DATA SUPPLIED:
────────────────

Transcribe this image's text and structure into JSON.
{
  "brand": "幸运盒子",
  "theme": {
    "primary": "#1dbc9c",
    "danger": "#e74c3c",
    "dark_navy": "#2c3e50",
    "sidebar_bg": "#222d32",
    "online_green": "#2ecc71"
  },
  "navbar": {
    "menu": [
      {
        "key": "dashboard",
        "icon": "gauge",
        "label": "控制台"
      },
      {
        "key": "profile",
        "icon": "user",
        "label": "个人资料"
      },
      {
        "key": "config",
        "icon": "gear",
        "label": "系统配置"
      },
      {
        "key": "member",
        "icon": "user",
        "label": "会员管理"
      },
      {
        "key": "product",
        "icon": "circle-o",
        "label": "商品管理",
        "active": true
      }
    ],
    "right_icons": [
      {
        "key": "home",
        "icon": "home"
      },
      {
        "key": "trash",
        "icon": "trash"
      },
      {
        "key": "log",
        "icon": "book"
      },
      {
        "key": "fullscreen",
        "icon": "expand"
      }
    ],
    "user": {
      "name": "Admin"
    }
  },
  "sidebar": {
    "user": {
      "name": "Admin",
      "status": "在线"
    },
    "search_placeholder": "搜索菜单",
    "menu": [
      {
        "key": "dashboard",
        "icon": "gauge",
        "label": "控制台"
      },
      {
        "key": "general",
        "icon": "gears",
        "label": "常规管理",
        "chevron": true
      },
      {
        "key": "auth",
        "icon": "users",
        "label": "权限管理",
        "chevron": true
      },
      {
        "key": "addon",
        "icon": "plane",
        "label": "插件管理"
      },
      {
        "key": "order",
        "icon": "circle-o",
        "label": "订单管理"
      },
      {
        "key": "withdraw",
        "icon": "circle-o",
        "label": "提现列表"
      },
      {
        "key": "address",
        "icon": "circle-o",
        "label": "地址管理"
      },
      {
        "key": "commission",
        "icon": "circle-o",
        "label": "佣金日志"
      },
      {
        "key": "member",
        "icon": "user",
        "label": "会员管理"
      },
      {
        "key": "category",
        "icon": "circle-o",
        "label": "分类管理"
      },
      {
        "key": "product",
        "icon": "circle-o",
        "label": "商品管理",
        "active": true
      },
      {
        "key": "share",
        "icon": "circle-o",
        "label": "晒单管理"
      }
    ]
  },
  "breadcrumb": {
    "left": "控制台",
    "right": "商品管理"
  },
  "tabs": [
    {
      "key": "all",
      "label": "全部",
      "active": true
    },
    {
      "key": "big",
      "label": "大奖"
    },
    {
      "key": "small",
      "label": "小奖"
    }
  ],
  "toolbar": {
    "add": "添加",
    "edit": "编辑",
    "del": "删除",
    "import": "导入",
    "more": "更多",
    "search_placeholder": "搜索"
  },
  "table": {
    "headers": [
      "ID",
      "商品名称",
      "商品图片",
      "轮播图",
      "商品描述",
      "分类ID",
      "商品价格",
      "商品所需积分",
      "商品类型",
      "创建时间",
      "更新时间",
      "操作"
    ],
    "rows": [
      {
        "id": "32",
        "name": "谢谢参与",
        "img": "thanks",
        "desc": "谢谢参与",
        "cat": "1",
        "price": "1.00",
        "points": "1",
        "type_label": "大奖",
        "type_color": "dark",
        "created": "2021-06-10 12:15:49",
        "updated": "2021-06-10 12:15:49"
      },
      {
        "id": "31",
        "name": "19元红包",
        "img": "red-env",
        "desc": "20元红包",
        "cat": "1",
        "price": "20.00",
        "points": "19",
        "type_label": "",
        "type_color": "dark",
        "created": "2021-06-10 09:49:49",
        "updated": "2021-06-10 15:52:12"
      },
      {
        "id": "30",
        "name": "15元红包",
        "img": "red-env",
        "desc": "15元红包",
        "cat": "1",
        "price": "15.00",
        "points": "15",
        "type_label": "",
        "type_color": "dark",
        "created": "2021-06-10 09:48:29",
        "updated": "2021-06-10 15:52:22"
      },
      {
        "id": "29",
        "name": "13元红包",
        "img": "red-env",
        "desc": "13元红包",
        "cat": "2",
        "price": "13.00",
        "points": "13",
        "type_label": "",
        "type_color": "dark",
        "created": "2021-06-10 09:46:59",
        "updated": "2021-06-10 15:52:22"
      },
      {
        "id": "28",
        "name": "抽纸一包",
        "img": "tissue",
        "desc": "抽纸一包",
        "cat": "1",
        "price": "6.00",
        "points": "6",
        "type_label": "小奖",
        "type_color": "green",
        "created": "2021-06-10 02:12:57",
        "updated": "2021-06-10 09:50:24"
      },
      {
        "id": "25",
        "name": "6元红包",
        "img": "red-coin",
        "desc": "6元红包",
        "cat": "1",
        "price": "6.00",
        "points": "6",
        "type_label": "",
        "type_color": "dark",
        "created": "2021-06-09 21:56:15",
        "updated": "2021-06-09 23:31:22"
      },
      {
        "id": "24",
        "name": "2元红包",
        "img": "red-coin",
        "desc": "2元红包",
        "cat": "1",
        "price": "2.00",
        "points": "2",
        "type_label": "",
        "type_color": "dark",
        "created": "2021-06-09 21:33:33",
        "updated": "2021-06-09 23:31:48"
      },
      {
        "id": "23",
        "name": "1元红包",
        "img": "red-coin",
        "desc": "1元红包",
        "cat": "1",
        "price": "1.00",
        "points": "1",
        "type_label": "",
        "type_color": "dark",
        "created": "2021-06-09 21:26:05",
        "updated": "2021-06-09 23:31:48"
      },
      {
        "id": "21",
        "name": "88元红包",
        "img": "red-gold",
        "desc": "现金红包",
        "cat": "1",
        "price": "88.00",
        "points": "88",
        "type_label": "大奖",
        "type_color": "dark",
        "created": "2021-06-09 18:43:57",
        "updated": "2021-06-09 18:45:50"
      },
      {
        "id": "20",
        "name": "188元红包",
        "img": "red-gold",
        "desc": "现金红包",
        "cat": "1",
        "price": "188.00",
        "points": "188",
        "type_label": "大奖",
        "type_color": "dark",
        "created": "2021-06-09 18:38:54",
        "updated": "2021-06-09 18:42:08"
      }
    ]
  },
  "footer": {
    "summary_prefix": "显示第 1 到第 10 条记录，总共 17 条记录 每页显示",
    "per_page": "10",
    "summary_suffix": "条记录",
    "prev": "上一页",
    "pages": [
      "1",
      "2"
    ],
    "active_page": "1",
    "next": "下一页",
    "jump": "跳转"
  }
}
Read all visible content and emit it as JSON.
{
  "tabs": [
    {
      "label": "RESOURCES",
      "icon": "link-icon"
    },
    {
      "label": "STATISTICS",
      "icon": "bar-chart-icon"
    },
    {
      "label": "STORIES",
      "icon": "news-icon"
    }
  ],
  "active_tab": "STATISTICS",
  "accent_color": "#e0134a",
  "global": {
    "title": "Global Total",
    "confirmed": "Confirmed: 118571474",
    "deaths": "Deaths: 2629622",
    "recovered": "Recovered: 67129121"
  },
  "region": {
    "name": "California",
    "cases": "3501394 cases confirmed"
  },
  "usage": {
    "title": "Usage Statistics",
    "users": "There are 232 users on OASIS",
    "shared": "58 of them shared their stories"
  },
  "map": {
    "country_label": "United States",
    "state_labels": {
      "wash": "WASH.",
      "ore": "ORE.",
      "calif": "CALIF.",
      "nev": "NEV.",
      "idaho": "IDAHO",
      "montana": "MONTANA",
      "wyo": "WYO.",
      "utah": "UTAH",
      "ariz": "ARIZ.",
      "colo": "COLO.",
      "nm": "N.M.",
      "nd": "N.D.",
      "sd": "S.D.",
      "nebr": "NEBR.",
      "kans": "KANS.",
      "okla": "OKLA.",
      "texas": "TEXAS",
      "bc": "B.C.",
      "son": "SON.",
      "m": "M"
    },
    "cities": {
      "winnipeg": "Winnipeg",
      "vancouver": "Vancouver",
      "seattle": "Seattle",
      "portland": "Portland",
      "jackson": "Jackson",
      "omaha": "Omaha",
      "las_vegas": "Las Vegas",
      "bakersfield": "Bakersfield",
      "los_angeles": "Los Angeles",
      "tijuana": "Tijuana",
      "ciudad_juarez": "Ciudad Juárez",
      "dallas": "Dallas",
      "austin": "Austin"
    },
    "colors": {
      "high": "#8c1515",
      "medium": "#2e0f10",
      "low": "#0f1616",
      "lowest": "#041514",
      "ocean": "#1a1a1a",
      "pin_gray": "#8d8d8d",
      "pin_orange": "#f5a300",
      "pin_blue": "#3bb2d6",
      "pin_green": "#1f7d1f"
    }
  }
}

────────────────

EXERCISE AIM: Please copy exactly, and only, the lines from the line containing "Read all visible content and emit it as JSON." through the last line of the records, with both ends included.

WRITTEN RESPONSE:
Read all visible content and emit it as JSON.
{
  "tabs": [
    {
      "label": "RESOURCES",
      "icon": "link-icon"
    },
    {
      "label": "STATISTICS",
      "icon": "bar-chart-icon"
    },
    {
      "label": "STORIES",
      "icon": "news-icon"
    }
  ],
  "active_tab": "STATISTICS",
  "accent_color": "#e0134a",
  "global": {
    "title": "Global Total",
    "confirmed": "Confirmed: 118571474",
    "deaths": "Deaths: 2629622",
    "recovered": "Recovered: 67129121"
  },
  "region": {
    "name": "California",
    "cases": "3501394 cases confirmed"
  },
  "usage": {
    "title": "Usage Statistics",
    "users": "There are 232 users on OASIS",
    "shared": "58 of them shared their stories"
  },
  "map": {
    "country_label": "United States",
    "state_labels": {
      "wash": "WASH.",
      "ore": "ORE.",
      "calif": "CALIF.",
      "nev": "NEV.",
      "idaho": "IDAHO",
      "montana": "MONTANA",
      "wyo": "WYO.",
      "utah": "UTAH",
      "ariz": "ARIZ.",
      "colo": "COLO.",
      "nm": "N.M.",
      "nd": "N.D.",
      "sd": "S.D.",
      "nebr": "NEBR.",
      "kans": "KANS.",
      "okla": "OKLA.",
      "texas": "TEXAS",
      "bc": "B.C.",
      "son": "SON.",
      "m": "M"
    },
    "cities": {
      "winnipeg": "Winnipeg",
      "vancouver": "Vancouver",
      "seattle": "Seattle",
      "portland": "Portland",
      "jackson": "Jackson",
      "omaha": "Omaha",
      "las_vegas": "Las Vegas",
      "bakersfield": "Bakersfield",
      "los_angeles": "Los Angeles",
      "tijuana": "Tijuana",
      "ciudad_juarez": "Ciudad Juárez",
      "dallas": "Dallas",
      "austin": "Austin"
    },
    "colors": {
      "high": "#8c1515",
      "medium": "#2e0f10",
      "low": "#0f1616",
      "lowest": "#041514",
      "ocean": "#1a1a1a",
      "pin_gray": "#8d8d8d",
      "pin_orange": "#f5a300",
      "pin_blue": "#3bb2d6",
      "pin_green": "#1f7d1f"
    }
  }
}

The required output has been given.